'No election has divided America as much as this one'

Johnnie Wadley, Jim Thibault, Frazer Gardella, Lucca Movaldi and Sue Seabury.
Johnnie Wadley, Jim Thibault, Frazer Gardella, Lucca Movaldi and Sue Seabury. / FRANCIS SILVA
  • Americans resident on the Costa del Sol mainly say they are on the side of Biden and are hoping for a large majority to avoid the result being questioned

The Tuesday after the first Monday in November in a leap year is a day like any other in Spain, but in the US it means election day, when the people choose their president thanks to an usual voting system which is unique in the world.

The unusual context of 2020 and the extraordinary presidency of Donald Trump are making this election one of the most important in America’s short history as a country, and the record number of early votes (people can vote in the weeks before election day) is a reflection of that.

Despite being thousands of kilometres away, the American community in Malaga province - about 300 people, according to the population registers - have also been watching the situation closely in the hours leading up to this Tuesday, and apart from one or two exceptions they have already voted.

Divided country

One, for example, is Lucca Movaldi, who was born in San Diego (although he votes in the state of Nevada). He has been living on the Costa del Sol for over 15 years and makes no secret of the fact that he has voted for the Democratic Party candidate Joe Biden.

“No election has ever divided us as much as this one,” admits this teacher, who agrees with what analysts have been saying for months: this is the most polarised vote in US history.

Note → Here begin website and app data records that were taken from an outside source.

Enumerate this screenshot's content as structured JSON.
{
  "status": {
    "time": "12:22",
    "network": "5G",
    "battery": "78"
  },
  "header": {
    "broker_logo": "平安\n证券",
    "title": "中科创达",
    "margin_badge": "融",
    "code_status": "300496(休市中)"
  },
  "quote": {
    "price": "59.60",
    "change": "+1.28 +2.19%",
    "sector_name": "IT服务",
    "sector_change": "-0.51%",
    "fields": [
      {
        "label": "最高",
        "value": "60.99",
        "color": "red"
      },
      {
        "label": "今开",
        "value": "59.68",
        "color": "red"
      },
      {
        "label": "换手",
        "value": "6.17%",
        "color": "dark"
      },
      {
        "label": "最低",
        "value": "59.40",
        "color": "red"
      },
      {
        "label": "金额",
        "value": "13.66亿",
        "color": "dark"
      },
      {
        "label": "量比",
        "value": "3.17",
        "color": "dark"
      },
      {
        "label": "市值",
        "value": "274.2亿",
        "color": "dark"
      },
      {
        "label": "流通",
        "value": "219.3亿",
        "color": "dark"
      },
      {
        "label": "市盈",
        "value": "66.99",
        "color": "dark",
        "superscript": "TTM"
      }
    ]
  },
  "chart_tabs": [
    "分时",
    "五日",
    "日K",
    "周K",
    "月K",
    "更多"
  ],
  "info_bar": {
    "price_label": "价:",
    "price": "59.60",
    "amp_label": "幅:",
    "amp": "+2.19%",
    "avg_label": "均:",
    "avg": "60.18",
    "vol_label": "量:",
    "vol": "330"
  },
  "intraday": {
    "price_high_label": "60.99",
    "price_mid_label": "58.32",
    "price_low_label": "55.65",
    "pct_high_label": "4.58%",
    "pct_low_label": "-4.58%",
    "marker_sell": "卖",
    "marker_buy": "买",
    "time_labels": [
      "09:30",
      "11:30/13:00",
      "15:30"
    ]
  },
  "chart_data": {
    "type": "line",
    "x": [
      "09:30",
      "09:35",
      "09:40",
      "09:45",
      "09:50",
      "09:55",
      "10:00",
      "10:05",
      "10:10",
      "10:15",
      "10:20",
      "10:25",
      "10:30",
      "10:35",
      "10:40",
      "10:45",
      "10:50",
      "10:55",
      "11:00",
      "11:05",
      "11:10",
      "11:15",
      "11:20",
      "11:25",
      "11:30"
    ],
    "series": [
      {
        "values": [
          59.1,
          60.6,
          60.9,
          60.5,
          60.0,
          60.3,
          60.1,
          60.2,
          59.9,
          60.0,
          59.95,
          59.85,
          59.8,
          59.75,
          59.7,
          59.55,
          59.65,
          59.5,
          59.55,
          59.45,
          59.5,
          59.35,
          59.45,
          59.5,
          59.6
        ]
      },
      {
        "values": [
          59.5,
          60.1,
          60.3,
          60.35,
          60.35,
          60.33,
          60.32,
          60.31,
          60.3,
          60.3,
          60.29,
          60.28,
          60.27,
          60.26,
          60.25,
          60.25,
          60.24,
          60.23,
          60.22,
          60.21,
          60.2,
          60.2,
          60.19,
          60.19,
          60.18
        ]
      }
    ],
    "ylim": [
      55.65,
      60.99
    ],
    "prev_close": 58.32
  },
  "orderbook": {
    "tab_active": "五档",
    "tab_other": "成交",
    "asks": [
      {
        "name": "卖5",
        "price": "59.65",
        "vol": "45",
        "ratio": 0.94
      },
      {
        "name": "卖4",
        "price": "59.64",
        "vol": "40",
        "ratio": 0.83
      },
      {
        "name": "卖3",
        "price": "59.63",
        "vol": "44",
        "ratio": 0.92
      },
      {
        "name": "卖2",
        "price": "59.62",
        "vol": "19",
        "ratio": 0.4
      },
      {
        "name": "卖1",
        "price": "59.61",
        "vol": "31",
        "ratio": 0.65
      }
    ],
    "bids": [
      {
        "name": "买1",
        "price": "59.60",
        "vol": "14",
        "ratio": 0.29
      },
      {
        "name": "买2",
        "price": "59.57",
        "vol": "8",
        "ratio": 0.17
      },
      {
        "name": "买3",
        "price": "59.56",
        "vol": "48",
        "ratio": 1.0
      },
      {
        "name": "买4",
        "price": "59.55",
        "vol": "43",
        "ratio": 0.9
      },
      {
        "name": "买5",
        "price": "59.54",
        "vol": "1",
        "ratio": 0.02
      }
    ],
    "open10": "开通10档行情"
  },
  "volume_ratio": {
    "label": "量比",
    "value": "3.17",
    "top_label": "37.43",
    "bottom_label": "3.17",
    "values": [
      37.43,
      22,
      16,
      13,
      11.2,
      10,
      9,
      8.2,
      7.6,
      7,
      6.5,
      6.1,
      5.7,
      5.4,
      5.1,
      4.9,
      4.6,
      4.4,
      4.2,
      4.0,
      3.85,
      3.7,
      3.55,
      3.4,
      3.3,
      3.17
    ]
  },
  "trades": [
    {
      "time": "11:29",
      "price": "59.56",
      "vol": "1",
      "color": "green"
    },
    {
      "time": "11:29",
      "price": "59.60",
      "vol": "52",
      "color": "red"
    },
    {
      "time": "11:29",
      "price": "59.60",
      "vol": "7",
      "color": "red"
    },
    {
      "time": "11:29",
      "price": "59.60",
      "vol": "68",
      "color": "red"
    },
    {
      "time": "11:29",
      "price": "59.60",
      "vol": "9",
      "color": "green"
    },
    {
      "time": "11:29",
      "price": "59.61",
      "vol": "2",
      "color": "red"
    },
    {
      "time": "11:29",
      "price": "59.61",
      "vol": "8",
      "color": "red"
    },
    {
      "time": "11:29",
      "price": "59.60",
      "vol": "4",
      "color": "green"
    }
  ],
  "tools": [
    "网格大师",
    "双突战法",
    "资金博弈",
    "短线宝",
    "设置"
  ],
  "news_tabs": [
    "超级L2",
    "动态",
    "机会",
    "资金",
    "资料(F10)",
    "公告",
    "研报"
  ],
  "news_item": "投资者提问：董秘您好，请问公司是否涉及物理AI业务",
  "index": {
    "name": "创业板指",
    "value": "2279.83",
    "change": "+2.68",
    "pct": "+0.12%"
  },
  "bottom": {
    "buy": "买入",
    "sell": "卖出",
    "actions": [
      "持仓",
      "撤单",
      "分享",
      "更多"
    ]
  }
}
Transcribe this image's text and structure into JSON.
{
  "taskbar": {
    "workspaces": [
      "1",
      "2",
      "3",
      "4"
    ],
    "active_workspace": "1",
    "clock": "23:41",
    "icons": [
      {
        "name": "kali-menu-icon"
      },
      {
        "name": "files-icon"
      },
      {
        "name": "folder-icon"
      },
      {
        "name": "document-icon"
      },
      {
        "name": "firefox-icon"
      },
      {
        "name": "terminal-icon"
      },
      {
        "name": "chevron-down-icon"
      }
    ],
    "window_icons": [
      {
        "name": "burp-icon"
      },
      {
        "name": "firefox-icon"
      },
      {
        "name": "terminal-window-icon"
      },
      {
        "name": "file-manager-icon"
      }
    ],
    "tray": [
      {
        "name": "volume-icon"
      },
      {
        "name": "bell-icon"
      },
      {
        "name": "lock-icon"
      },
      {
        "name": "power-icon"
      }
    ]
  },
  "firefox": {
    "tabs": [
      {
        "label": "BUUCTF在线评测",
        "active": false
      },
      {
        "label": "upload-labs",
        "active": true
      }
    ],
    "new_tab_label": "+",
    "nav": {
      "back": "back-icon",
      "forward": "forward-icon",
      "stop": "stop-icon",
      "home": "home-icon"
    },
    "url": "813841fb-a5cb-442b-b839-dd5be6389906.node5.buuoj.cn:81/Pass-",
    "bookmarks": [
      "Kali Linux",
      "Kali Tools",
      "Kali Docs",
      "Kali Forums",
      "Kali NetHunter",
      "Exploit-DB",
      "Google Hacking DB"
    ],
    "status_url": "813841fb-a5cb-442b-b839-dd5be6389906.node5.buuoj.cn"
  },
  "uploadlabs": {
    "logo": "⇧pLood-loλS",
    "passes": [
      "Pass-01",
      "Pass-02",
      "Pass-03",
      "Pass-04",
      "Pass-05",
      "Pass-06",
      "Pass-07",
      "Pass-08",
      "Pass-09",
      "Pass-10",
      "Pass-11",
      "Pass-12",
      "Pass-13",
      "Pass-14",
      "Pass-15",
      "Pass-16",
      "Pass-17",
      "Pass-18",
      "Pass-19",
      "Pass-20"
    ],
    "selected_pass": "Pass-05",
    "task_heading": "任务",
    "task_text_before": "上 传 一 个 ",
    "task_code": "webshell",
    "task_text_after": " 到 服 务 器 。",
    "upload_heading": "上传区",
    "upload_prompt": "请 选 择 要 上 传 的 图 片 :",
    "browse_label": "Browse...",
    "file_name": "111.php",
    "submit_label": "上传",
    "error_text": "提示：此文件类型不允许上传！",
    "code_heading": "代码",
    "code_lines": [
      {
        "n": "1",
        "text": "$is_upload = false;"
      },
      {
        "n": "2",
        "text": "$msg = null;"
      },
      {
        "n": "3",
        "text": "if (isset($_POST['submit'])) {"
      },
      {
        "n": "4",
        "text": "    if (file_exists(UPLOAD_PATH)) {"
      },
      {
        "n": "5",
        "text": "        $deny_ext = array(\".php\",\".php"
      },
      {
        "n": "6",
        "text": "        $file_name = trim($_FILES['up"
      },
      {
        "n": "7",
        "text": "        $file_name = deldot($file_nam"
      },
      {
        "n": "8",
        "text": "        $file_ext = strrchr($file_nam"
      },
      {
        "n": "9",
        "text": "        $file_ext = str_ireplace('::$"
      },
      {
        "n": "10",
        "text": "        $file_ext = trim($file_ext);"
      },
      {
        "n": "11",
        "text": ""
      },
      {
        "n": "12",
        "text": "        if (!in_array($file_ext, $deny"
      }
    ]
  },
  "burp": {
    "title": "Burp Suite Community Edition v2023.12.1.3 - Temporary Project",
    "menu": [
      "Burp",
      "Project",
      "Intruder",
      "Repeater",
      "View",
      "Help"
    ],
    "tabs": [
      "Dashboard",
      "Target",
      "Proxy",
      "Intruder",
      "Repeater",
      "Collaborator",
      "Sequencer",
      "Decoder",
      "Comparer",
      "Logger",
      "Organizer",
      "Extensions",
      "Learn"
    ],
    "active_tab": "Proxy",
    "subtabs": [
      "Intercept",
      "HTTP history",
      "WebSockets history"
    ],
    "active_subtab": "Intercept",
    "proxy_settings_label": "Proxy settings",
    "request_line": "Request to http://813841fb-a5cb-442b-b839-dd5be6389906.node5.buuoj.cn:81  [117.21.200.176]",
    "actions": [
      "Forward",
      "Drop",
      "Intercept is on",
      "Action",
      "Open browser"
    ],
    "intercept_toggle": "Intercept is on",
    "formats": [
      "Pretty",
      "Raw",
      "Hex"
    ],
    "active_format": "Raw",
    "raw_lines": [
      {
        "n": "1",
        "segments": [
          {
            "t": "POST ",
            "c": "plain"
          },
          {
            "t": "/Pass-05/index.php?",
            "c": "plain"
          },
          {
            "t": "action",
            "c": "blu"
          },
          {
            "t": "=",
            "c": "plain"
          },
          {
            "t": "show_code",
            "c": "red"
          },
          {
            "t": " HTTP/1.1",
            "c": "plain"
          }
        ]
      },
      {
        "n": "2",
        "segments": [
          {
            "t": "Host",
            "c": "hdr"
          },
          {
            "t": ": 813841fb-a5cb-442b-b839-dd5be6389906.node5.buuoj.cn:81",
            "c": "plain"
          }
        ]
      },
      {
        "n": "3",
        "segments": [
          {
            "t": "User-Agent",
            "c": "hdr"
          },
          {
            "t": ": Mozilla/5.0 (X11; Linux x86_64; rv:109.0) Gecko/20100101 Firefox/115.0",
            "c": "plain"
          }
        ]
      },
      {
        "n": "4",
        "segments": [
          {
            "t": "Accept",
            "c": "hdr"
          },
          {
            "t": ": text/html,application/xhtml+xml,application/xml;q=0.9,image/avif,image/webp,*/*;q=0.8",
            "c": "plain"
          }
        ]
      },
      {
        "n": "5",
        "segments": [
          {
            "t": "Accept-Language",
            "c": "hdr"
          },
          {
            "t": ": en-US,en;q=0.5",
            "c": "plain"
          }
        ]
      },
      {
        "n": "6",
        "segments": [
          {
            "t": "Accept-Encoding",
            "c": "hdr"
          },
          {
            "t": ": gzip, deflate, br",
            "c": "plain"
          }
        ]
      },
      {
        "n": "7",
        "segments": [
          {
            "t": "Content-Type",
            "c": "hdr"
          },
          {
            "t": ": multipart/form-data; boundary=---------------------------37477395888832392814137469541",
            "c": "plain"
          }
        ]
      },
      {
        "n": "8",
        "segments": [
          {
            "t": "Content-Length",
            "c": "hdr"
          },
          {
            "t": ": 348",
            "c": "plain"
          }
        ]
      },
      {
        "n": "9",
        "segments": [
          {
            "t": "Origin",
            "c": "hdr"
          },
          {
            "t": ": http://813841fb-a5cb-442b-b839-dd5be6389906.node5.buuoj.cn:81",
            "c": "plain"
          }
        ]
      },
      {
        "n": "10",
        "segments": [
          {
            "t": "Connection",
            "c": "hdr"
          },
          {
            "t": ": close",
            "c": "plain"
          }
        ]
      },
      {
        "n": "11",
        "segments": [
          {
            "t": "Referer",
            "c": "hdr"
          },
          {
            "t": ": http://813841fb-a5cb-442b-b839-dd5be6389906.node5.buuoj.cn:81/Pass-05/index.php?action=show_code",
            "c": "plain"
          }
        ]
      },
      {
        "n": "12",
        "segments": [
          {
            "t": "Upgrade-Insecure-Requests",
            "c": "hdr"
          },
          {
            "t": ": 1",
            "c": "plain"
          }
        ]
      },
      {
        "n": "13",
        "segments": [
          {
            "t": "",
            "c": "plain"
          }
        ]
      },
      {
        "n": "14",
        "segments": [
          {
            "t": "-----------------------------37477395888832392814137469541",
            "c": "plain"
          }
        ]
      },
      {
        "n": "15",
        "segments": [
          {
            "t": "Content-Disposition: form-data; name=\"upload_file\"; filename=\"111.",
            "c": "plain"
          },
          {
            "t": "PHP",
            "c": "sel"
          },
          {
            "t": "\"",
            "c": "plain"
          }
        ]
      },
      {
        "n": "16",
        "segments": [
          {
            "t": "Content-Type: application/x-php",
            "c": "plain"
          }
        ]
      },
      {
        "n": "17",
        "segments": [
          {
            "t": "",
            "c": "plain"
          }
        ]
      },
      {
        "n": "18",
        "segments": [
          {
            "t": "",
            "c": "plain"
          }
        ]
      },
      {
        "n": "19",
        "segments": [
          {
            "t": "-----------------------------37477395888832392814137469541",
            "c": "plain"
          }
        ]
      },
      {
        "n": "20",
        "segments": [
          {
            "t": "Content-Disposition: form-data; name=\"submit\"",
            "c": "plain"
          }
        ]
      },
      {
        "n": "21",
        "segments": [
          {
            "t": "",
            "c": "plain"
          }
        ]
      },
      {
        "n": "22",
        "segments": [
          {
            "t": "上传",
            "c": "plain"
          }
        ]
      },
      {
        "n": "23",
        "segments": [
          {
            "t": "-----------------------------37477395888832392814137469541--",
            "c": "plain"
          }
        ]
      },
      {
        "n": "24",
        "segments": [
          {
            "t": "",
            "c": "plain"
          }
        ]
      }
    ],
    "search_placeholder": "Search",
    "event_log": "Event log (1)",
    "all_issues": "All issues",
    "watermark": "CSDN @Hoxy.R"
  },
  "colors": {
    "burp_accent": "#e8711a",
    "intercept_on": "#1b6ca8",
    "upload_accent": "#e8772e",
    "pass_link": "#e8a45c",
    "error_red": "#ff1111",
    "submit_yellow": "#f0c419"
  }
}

This situation, supported by surveys that show fewer than ten per cent of voters are undecided, follows four years in which Trump has turned the American political system around.

“In my country anything you say or do in the public sphere and in private reflects on you as a politician and can ruin your career. But now, with Trump, that isn’t the case. We can’t go on like this for another four years because it isn’t good for my country,” says Movaldi.

Tax anger

Johnnie Wadley and Jim Thibault are from Jacksonville (Florida), but they spend part of each year in Ireland and the rest in Fuengirola, where they have had a house for some time. Like their compatriate they are Biden supporters, but in their case any argument in favour of Trump makes them angry.

One of the issues to arise early in the run-up to the election was the president’s famous tax returns, after an exclusive in the New York Times showed that Trump, despite his image of being a rich and successful man, has paid hardly any tax at all in recent years.

For Jim, the fact that he has personally paid more taxes than the president is “incredible”, because it demonstrates two things: either Trump is not as good a businessman as he claims because his companies have no profits, or he has defrauded the country’s tax system.

Trump support

But not everyone thinks this way. Frazer Gardella was born in Maryland and spent much of his life in the American capital, Washington D.C. For the past 35 years he has lived in Estepona (permanently since 1996), and he is a Trump supporter. He proudly wears an American army tee-shirt under his shirt and maintains that his candidate has paid taxes, and it is his companies that haven’t done so for financial reasons.

“But Trump has been able to correct the failures in the American economy and stop people from outside earning money here. That is what was needed and that’s why I want him to be president,” he says, while his companions raise their eyebrows and shake their heads in disagreement.

Voting system

Political debates apart, something they do all agree on is that their political system is nothing like the one in Spain, which they consider “less interesting”.

“In the United States there are people who don’t have the same opinion about things even though they are in the same party,” says Sue Seabury who, although she was born in the UK, has been an important member of the American community on the Costa del Sol for many years.

Movaldi, who agrees with this, says the system of two major parties “permits more internal diversity”, although he also points out that there are independent candidates, something which is not the case in Spain.

“I don’t want to be alarmist, but four more years of Trump could ruin everything that has ever been established. That has to change, right now,” he says.

Black Lives Matter and Covid

As well as the economy, a subject about which Trump has not had a bad press, this election is marked by the Covid crisis and also everything related to the Black Lives Matter movement (BLM).

With regard to the former, as usual, there are different opinions. The pro-Biden Americans believe that Trump’s management of the health crisis has been “negligent”, while Gardella says it made him emotional to watch the video in which the president returned in triumph to the White House.

“The guy is a hero who has beaten the coronavirus and that makes me proud,” he says.

“I didn’t like the video and I feel safer in Spain than in the US,” responds Johnnie. For this African American from Florida, Trump has only brought violence to the streets, and refers as an example to his “incendiary” statements about BLM. “Nothing like that had ever happened in the US, nobody knows what might happen in the next few months, it’s terrible,” he insists.

Clear result

Precisely for that reason they all (especially those voting for the democrat candidate) hope that no matter who wins, it will be by a wide margin so those who lost cannot question the result, especially in a context where people have been complaining about problems in being able to vote in recent weeks.

At least all those here have been able to exercise their right to vote, except Frazer, who hasn’t received his ballot paper. “Maybe that was Jim, maybe he has done everything he can to ensure that I can’t vote,” he says, amid laughter.